**BRIEF**. Scan the entries below. Return every line that includes "title".

**RECORD SET**.
______________________________

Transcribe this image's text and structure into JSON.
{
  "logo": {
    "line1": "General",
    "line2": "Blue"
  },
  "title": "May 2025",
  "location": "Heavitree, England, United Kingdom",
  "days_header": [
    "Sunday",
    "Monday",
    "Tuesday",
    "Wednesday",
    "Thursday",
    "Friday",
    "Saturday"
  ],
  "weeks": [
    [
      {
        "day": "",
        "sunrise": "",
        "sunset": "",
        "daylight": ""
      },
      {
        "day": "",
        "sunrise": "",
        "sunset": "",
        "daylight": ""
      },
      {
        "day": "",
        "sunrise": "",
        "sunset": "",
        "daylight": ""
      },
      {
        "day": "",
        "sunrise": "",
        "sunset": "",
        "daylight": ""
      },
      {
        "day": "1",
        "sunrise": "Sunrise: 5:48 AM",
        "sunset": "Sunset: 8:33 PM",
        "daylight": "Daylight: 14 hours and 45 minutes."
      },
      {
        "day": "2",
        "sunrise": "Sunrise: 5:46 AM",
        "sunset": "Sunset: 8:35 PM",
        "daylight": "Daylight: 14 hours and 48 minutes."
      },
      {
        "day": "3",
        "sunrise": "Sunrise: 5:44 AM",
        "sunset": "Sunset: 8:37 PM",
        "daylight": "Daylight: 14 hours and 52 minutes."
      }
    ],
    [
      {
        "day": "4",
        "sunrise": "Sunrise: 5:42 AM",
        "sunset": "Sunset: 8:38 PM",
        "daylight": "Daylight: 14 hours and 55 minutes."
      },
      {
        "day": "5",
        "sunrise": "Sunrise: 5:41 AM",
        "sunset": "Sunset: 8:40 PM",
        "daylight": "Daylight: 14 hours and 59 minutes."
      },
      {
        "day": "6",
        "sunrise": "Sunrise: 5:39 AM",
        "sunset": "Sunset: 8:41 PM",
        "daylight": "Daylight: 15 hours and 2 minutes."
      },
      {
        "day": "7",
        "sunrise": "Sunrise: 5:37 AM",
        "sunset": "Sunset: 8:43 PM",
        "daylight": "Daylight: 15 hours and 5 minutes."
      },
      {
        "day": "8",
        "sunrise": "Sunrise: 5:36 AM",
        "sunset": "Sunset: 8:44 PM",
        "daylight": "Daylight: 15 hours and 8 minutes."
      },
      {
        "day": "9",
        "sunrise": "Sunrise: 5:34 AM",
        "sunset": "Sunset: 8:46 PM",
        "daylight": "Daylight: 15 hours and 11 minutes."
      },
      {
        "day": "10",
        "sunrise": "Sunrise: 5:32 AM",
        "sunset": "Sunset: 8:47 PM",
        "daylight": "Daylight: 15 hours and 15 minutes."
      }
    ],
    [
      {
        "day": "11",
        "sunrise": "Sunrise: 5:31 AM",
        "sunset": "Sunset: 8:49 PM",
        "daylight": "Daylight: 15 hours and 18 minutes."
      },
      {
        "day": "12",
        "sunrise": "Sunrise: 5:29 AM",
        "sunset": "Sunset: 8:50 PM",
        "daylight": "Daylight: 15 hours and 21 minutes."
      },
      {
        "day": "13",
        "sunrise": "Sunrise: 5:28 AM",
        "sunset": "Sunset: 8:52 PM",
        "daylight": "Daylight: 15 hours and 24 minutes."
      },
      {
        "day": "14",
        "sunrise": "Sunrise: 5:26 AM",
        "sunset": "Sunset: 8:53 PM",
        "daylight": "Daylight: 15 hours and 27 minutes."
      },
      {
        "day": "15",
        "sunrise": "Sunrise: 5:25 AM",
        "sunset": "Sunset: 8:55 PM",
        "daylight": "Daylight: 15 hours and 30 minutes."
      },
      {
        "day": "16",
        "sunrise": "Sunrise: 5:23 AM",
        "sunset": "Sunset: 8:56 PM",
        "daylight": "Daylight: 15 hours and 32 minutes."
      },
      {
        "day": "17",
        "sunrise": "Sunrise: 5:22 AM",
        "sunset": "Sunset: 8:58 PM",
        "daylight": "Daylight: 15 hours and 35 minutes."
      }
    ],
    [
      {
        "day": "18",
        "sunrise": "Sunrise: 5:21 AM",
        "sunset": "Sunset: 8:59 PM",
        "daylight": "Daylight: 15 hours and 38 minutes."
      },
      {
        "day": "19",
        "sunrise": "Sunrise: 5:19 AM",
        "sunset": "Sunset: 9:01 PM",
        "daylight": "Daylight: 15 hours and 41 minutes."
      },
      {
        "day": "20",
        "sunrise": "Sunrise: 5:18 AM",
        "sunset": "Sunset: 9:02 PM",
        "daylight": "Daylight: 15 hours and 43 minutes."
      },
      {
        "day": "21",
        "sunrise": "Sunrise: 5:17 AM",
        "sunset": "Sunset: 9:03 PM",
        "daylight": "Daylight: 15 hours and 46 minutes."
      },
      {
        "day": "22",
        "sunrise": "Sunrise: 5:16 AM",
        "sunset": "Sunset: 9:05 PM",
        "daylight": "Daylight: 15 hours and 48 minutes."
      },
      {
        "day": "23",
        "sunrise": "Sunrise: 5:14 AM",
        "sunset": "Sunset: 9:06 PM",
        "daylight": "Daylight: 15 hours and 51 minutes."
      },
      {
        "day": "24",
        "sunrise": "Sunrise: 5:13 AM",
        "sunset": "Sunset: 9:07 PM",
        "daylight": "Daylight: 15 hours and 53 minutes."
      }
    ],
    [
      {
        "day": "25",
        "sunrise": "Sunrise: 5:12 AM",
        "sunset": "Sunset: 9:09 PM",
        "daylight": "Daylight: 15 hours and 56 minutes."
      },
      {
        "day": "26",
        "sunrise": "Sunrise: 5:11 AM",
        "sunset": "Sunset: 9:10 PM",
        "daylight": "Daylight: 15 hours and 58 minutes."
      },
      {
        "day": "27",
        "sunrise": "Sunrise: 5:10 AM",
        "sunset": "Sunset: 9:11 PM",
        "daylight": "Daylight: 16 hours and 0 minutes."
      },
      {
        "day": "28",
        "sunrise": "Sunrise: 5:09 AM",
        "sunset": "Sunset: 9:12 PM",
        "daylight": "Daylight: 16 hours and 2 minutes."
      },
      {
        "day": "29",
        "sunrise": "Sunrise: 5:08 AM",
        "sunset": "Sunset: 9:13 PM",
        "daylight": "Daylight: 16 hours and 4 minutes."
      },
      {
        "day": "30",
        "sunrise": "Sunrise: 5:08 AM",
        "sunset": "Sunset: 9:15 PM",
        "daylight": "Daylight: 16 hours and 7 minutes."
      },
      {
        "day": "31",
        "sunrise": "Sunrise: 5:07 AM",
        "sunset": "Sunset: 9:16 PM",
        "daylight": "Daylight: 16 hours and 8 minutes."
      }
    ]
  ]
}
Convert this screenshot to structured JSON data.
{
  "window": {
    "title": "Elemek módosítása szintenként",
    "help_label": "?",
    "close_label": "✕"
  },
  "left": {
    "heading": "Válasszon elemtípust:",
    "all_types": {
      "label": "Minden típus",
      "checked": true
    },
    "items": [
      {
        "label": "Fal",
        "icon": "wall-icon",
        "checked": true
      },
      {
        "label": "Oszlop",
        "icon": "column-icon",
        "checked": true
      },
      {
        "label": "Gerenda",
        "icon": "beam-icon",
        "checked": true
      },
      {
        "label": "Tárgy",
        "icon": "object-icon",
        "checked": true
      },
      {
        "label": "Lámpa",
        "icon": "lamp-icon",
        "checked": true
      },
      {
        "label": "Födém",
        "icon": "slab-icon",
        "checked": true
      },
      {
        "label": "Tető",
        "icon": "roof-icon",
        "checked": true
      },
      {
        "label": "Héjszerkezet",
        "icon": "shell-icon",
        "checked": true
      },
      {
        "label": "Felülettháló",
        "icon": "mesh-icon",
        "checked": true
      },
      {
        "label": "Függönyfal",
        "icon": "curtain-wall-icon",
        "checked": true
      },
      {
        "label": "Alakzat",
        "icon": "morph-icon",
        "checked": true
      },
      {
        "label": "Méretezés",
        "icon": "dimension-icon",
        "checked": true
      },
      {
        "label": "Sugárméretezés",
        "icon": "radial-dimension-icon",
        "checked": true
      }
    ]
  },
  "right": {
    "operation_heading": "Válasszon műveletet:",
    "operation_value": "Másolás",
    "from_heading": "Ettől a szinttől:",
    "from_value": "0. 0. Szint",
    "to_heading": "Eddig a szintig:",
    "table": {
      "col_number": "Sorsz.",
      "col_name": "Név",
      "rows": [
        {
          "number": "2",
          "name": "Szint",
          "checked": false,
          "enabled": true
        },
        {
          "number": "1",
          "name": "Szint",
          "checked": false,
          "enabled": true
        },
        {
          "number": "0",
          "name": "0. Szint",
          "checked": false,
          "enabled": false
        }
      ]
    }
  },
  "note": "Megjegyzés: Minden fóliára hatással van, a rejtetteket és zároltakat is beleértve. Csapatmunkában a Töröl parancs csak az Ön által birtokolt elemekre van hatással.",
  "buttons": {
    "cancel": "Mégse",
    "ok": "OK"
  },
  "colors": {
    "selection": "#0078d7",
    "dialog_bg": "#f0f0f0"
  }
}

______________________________

**YOUR SOLUTION**.
  "title": "May 2025",
    "title": "Elemek módosítása szintenként",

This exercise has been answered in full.